Data about app and page elements:
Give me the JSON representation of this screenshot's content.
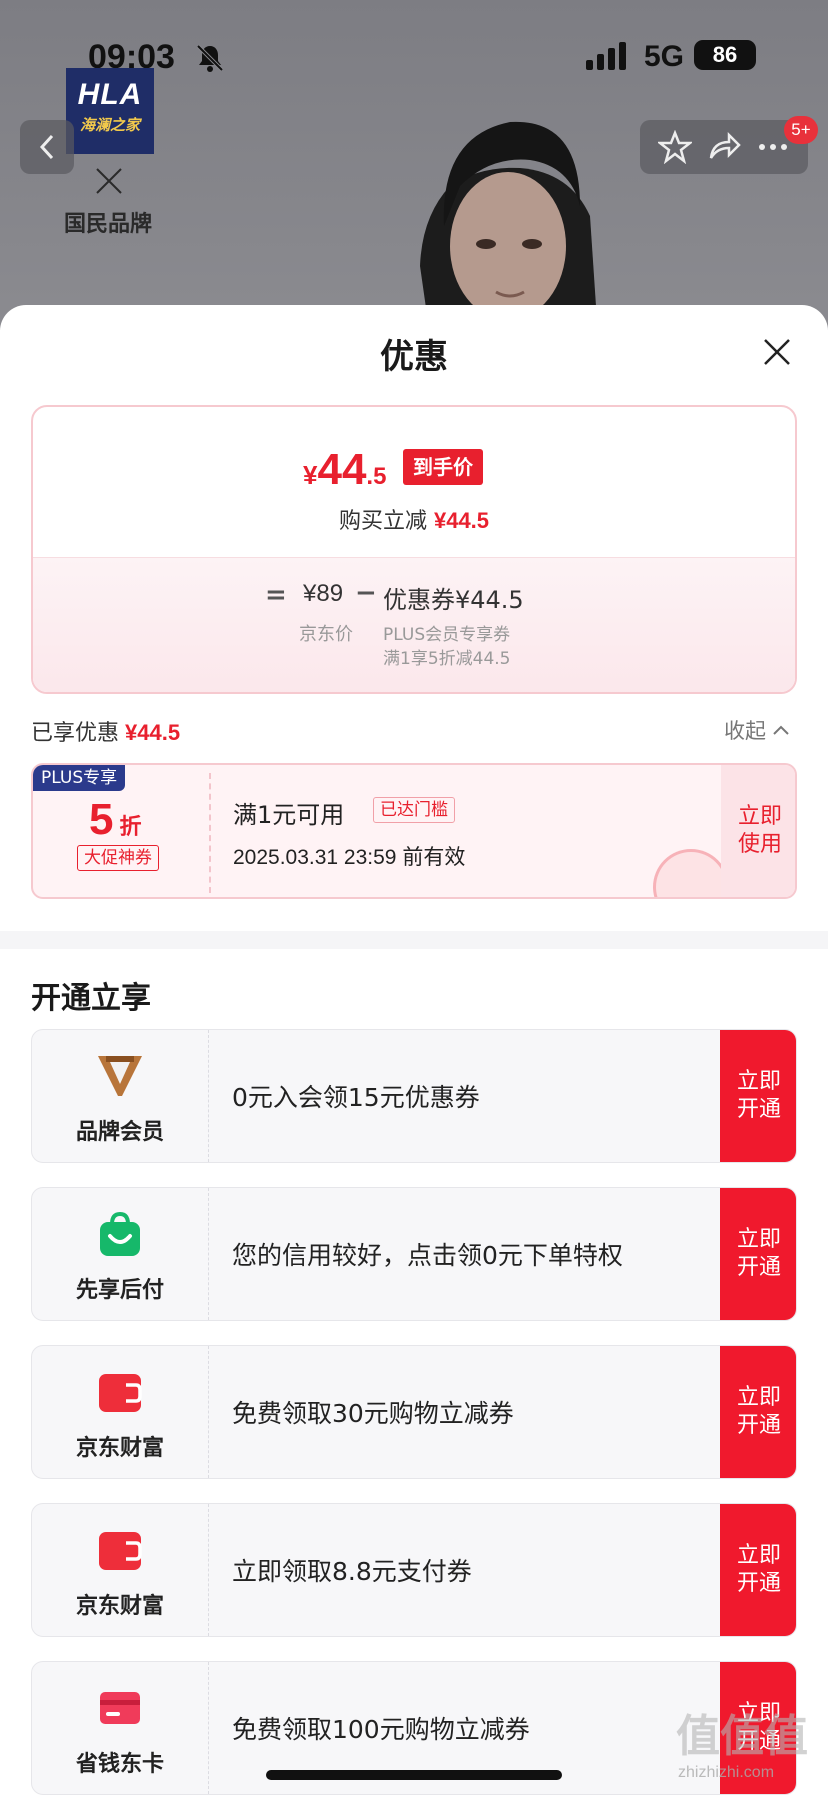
{
  "status_bar": {
    "time": "09:03",
    "network": "5G",
    "battery": "86"
  },
  "background_page": {
    "brand_logo_line1": "HLA",
    "brand_logo_line2": "海澜之家",
    "brand_slogan": "国民品牌",
    "notification_badge": "5+"
  },
  "sheet": {
    "title": "优惠",
    "price_card": {
      "currency": "¥",
      "price_int": "44",
      "price_dec": ".5",
      "price_tag": "到手价",
      "discount_text": "购买立减",
      "discount_amount": "¥44.5",
      "calc_eq": "=",
      "jd_price": "¥89",
      "jd_price_label": "京东价",
      "calc_minus": "−",
      "coupon_amount": "优惠券¥44.5",
      "coupon_desc1": "PLUS会员专享券",
      "coupon_desc2": "满1享5折减44.5"
    },
    "enjoyed": {
      "label": "已享优惠",
      "amount": "¥44.5",
      "collapse_label": "收起"
    },
    "coupon": {
      "plus_tag": "PLUS专享",
      "discount_num": "5",
      "discount_unit": "折",
      "type": "大促神券",
      "condition": "满1元可用",
      "threshold_tag": "已达门槛",
      "validity": "2025.03.31 23:59 前有效",
      "use_button": "立即使用"
    },
    "section_title": "开通立享",
    "offers": [
      {
        "name": "品牌会员",
        "icon": "brand-v-icon",
        "desc": "0元入会领15元优惠券",
        "button": "立即开通"
      },
      {
        "name": "先享后付",
        "icon": "shopping-bag-icon",
        "desc": "您的信用较好，点击领0元下单特权",
        "button": "立即开通"
      },
      {
        "name": "京东财富",
        "icon": "wallet-icon",
        "desc": "免费领取30元购物立减券",
        "button": "立即开通"
      },
      {
        "name": "京东财富",
        "icon": "wallet-icon",
        "desc": "立即领取8.8元支付券",
        "button": "立即开通"
      },
      {
        "name": "省钱东卡",
        "icon": "card-icon",
        "desc": "免费领取100元购物立减券",
        "button": "立即开通"
      }
    ]
  },
  "watermark": {
    "text": "值值值",
    "url": "zhizhizhi.com"
  },
  "colors": {
    "accent_red": "#e8202e",
    "button_red": "#f0192d",
    "plus_blue": "#2b3a8c"
  }
}
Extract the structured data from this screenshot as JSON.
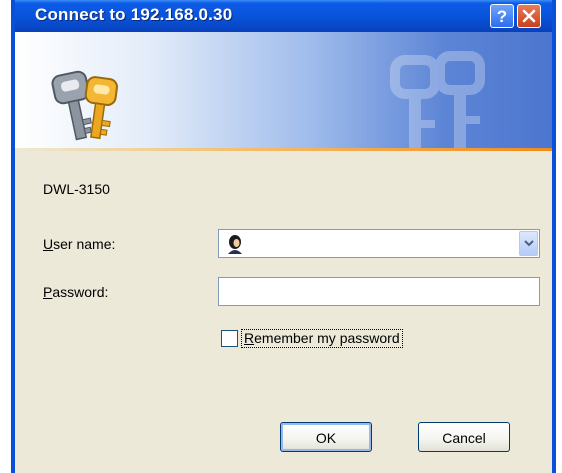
{
  "window": {
    "title": "Connect to 192.168.0.30",
    "help_button": "?",
    "close_button": "X"
  },
  "banner": {
    "icon": "keys-icon",
    "watermark_icon": "keys-watermark-icon"
  },
  "dialog": {
    "device_name": "DWL-3150",
    "username_label_first": "U",
    "username_label_rest": "ser name:",
    "username_value": "",
    "password_label_first": "P",
    "password_label_rest": "assword:",
    "password_value": "",
    "remember_first": "R",
    "remember_rest": "emember my password",
    "remember_checked": false
  },
  "buttons": {
    "ok": "OK",
    "cancel": "Cancel"
  },
  "colors": {
    "titlebar": "#0952D8",
    "dialog_bg": "#ECE9D8",
    "close": "#C8401C",
    "accent_line": "#F08C1C"
  }
}
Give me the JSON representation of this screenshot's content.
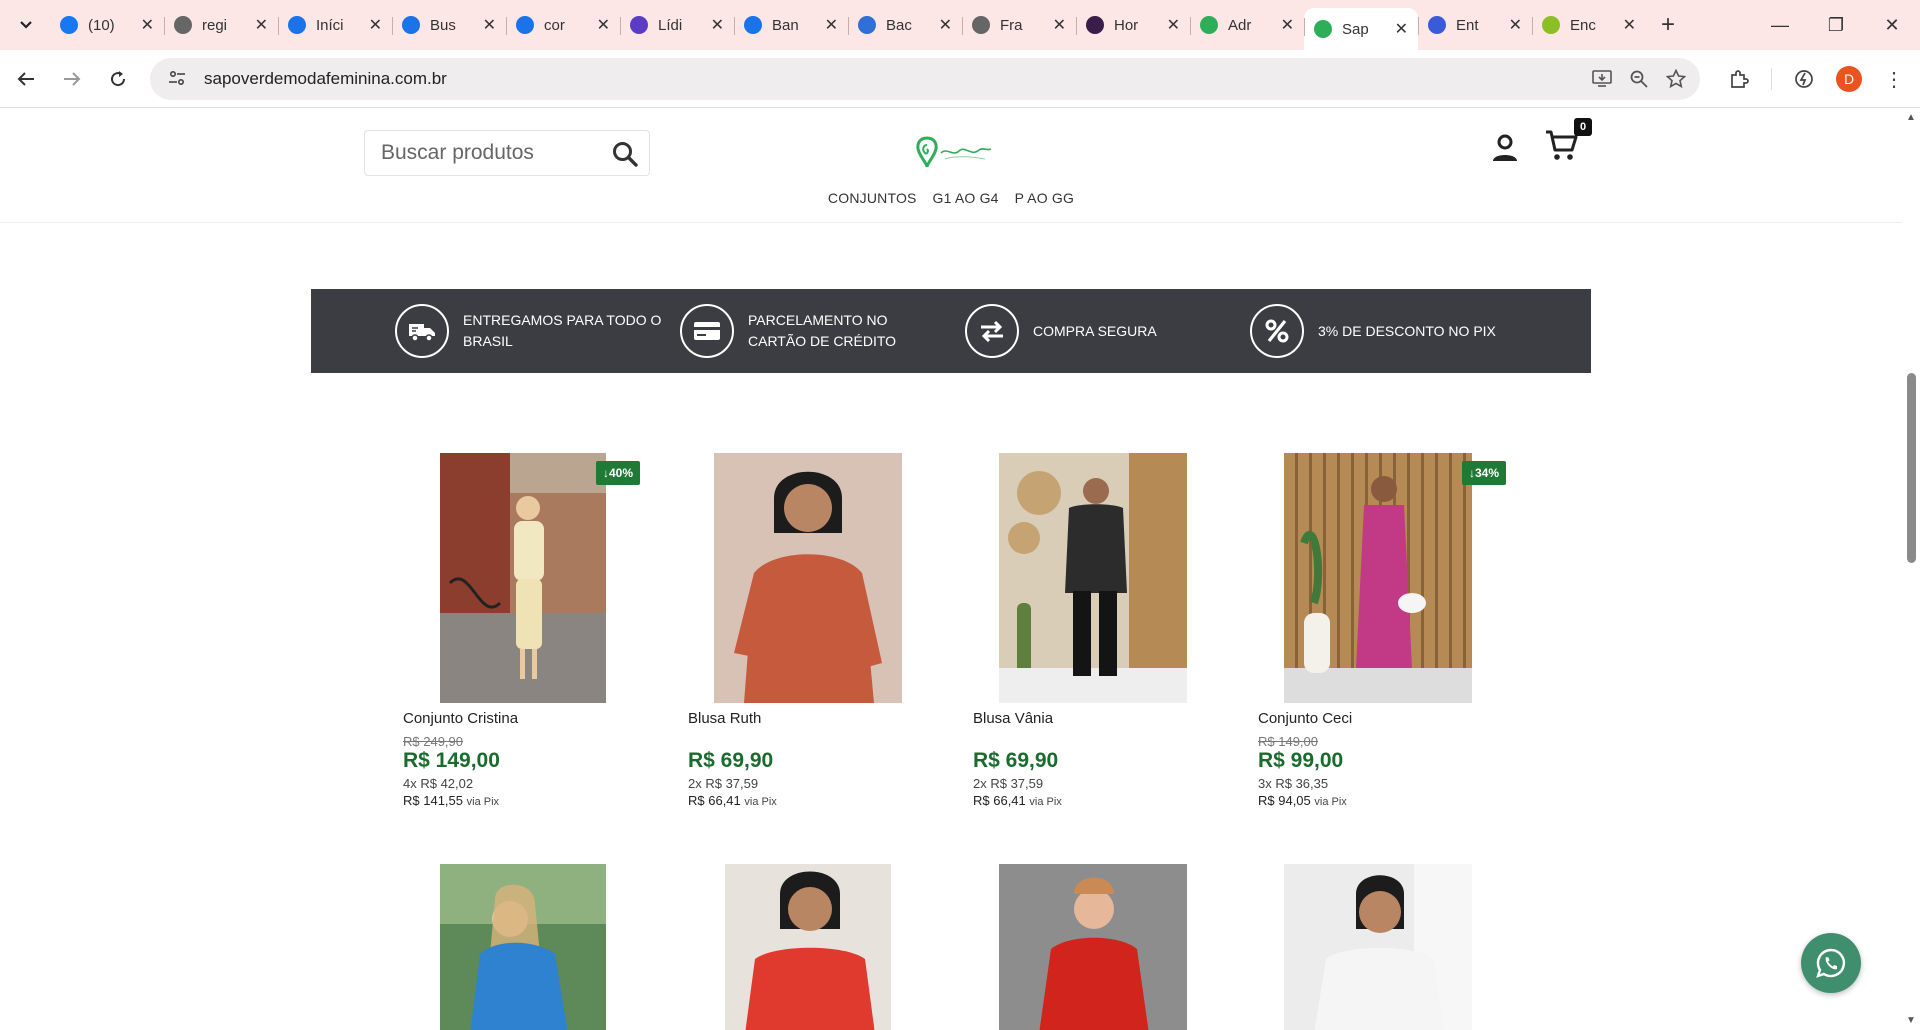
{
  "browser": {
    "tabs": [
      {
        "title": "(10)",
        "icon": "meta-icon",
        "color": "#1877f2"
      },
      {
        "title": "regi",
        "icon": "globe-icon",
        "color": "#666666"
      },
      {
        "title": "Iníci",
        "icon": "canva-icon",
        "color": "#1a73e8"
      },
      {
        "title": "Bus",
        "icon": "canva-icon",
        "color": "#1a73e8"
      },
      {
        "title": "cor",
        "icon": "canva-icon",
        "color": "#1a73e8"
      },
      {
        "title": "Lídi",
        "icon": "heart-chat-icon",
        "color": "#5b3cc4"
      },
      {
        "title": "Ban",
        "icon": "canva-icon",
        "color": "#1a73e8"
      },
      {
        "title": "Bac",
        "icon": "doc-icon",
        "color": "#2f6fd6"
      },
      {
        "title": "Fra",
        "icon": "globe-icon",
        "color": "#666666"
      },
      {
        "title": "Hor",
        "icon": "e-icon",
        "color": "#3a1d4a"
      },
      {
        "title": "Adr",
        "icon": "shield-icon",
        "color": "#2fae5a"
      },
      {
        "title": "Sap",
        "icon": "shield-icon",
        "color": "#2fae5a",
        "active": true
      },
      {
        "title": "Ent",
        "icon": "flow-icon",
        "color": "#3a5bd9"
      },
      {
        "title": "Enc",
        "icon": "bars-icon",
        "color": "#8cbf26"
      }
    ],
    "url": "sapoverdemodafeminina.com.br",
    "profile_initial": "D"
  },
  "header": {
    "search_placeholder": "Buscar produtos",
    "cart_count": "0",
    "menu": [
      "CONJUNTOS",
      "G1 AO G4",
      "P AO GG"
    ]
  },
  "benefits": [
    {
      "icon": "truck-icon",
      "text": "ENTREGAMOS PARA TODO O BRASIL"
    },
    {
      "icon": "card-icon",
      "text": "PARCELAMENTO NO CARTÃO DE CRÉDITO"
    },
    {
      "icon": "swap-icon",
      "text": "COMPRA SEGURA"
    },
    {
      "icon": "percent-icon",
      "text": "3% DE DESCONTO NO PIX"
    }
  ],
  "products": [
    {
      "name": "Conjunto Cristina",
      "old_price": "R$ 249,90",
      "price": "R$ 149,00",
      "installments": "4x R$ 42,02",
      "pix_price": "R$ 141,55",
      "pix_label": "via Pix",
      "badge": "40%",
      "bg": "#d9c6a3"
    },
    {
      "name": "Blusa Ruth",
      "old_price": "",
      "price": "R$ 69,90",
      "installments": "2x R$ 37,59",
      "pix_price": "R$ 66,41",
      "pix_label": "via Pix",
      "badge": "",
      "bg": "#c96a4e"
    },
    {
      "name": "Blusa Vânia",
      "old_price": "",
      "price": "R$ 69,90",
      "installments": "2x R$ 37,59",
      "pix_price": "R$ 66,41",
      "pix_label": "via Pix",
      "badge": "",
      "bg": "#c9b79b"
    },
    {
      "name": "Conjunto Ceci",
      "old_price": "R$ 149,00",
      "price": "R$ 99,00",
      "installments": "3x R$ 36,35",
      "pix_price": "R$ 94,05",
      "pix_label": "via Pix",
      "badge": "34%",
      "bg": "#b88f5f"
    }
  ],
  "products_row2": [
    {
      "bg": "#3d7fc4"
    },
    {
      "bg": "#d9473a"
    },
    {
      "bg": "#8f8f8f"
    },
    {
      "bg": "#e6e6e6"
    }
  ],
  "colors": {
    "brand_green": "#1a6b2e",
    "badge_green": "#1e7a34",
    "bar_dark": "#3c3d42",
    "whatsapp": "#3f8f6f",
    "tabstrip": "#fde6e6"
  }
}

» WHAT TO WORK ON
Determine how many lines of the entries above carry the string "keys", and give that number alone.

» RESPONSE
2